Apple has released a software update to prevent “zero-click” malware from infecting iPhones and iPads.
The weakness, which allows hackers to access devices via the iMessage service even if users do not click on a link or file, was discovered by independent researchers.
According to the experts, the issue impacts all of the technology giant’s operating systems.
The security update was released in response to a “maliciously constructed” PDF file, according to Apple.
The Citizen Lab at the University of Toronto had previously discovered evidence of zero-click malware, but “this is the first one where the exploit has been captured so we can figure out how it works,” according to researcher Bill Marczak.
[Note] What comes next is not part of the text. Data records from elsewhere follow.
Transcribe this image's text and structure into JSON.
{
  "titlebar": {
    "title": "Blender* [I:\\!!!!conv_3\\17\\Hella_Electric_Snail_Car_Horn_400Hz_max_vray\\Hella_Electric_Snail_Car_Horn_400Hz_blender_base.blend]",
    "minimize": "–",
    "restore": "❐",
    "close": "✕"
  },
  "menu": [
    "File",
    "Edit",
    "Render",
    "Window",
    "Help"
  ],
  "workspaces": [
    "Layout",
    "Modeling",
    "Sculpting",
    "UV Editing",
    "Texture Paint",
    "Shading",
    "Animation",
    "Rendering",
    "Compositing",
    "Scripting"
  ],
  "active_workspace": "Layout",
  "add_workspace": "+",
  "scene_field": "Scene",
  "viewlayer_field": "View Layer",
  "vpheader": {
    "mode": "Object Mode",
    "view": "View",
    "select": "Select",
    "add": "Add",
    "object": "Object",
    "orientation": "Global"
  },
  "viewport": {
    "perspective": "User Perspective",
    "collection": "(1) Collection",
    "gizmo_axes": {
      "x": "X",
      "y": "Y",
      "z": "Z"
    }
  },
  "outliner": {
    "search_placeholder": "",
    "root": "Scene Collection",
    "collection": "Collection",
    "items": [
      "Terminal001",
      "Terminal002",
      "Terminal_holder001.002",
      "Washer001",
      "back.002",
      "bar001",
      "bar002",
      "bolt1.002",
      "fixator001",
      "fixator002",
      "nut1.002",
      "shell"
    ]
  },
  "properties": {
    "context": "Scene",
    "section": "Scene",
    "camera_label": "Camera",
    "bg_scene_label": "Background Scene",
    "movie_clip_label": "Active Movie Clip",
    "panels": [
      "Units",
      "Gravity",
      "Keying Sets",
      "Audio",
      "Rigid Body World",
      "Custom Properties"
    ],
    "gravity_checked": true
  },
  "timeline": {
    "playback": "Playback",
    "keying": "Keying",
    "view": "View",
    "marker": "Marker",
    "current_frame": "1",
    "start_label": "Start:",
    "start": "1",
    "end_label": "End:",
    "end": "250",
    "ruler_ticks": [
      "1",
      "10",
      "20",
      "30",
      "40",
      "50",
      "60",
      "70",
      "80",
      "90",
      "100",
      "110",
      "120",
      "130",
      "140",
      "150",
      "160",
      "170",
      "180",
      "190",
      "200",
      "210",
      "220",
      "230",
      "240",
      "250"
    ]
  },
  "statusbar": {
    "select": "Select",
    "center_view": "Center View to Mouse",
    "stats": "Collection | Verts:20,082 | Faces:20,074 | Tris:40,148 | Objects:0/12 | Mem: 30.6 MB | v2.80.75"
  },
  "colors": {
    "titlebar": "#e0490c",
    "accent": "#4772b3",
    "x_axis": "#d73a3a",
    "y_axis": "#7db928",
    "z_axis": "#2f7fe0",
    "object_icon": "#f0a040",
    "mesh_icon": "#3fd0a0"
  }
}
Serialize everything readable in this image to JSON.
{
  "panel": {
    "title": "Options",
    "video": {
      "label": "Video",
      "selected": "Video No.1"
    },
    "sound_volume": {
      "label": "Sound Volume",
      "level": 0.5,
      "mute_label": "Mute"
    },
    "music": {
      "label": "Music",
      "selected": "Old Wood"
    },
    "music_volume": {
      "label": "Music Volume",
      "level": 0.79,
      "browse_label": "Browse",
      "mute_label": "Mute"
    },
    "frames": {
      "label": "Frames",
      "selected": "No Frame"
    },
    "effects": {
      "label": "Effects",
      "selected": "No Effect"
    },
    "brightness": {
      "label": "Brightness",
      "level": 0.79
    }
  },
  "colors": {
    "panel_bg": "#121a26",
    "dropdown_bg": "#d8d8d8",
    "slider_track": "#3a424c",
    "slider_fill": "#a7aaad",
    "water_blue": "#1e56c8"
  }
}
The previously undisclosed vulnerability, according to the researchers, affects all key Apple products, including iPhones, Macs, and Apple Watches.
Citizen Lab also claimed that the security flaw was used to install spyware on a Saudi activist’s iPhone, and that it had high confidence that the assault was carried out by the Israeli hacker-for-hire business NSO Group.
NSO did neither confirm or deny that it was behind the malware in a statement to the Reuters news agency, stating simply that it will “continue to help intelligence and law enforcement organizations across the world with life-saving technology to fight terror and crime.”
Although the finding is noteworthy, security experts say that most owners of Apple devices need not be alarmed because such assaults are generally highly targeted.
After learning of a report that the weakness “may have been actively exploited,” Apple delivered the iOS 14.8 and iPadOS 14.8 software fixes, according to a blog post.
The news came as the tech giant was preparing to reveal new products at its annual launch event on Tuesday.
Apple is anticipated to announce new iPhones, as well as upgrades to its AirPods and Apple Watch.
A Deeper Analysis
Apple’s iMessage is one of the most secure messaging applications on the market, but it obviously had a severe flaw that was discovered and exploited by a hacker team.
Apple, which prides itself on having a secure and safe system, will be embarrassed by the revelation.
The news might further tarnish NSO Group’s image, which has already been tarnished by recent allegations of extensive spying on innocent individuals.
It also proves that no gadget is completely secure if a motivated, well-funded team wants to hack it and is paid handsomely enough to do it.
The general consensus is that iOS users should upgrade their device’s security software as soon as possible to close the security flaw.
However, the chances of becoming a victim of this pricey and highly skilled hacking are slim for the great majority of consumers.